Aim of the exercise: Each line below that holds the word "value" counts once. Say how many such lines there are, and no more.

..........

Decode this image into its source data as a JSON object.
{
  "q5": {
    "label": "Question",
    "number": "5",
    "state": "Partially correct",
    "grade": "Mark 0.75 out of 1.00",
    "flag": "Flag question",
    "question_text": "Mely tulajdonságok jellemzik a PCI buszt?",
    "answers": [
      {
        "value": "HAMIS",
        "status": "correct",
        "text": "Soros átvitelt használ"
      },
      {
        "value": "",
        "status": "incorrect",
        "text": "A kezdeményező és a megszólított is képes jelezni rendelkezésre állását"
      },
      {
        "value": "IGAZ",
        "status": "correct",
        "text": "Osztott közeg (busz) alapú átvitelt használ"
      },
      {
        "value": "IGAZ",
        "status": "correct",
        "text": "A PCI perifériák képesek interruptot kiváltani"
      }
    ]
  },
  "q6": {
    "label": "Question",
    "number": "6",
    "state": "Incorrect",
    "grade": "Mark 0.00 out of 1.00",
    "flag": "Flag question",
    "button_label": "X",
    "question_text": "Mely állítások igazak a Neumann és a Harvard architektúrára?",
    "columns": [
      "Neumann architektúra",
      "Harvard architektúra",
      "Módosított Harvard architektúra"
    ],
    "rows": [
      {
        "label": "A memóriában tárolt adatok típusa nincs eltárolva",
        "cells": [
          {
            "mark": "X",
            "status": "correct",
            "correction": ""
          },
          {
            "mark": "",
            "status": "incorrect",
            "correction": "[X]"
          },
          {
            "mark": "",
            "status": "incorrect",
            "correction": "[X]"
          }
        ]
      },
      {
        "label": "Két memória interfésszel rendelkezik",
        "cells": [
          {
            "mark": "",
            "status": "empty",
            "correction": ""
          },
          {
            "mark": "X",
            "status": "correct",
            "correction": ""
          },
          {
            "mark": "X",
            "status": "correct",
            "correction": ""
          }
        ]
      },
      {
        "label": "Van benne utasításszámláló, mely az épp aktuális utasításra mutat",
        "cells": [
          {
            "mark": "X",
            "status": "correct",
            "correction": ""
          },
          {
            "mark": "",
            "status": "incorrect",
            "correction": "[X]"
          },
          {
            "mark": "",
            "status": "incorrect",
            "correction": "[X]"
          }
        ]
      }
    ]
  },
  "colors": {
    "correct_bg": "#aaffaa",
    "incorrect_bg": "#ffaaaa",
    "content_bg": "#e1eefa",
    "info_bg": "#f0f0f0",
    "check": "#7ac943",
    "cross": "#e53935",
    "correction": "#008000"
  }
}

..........

Response area: 4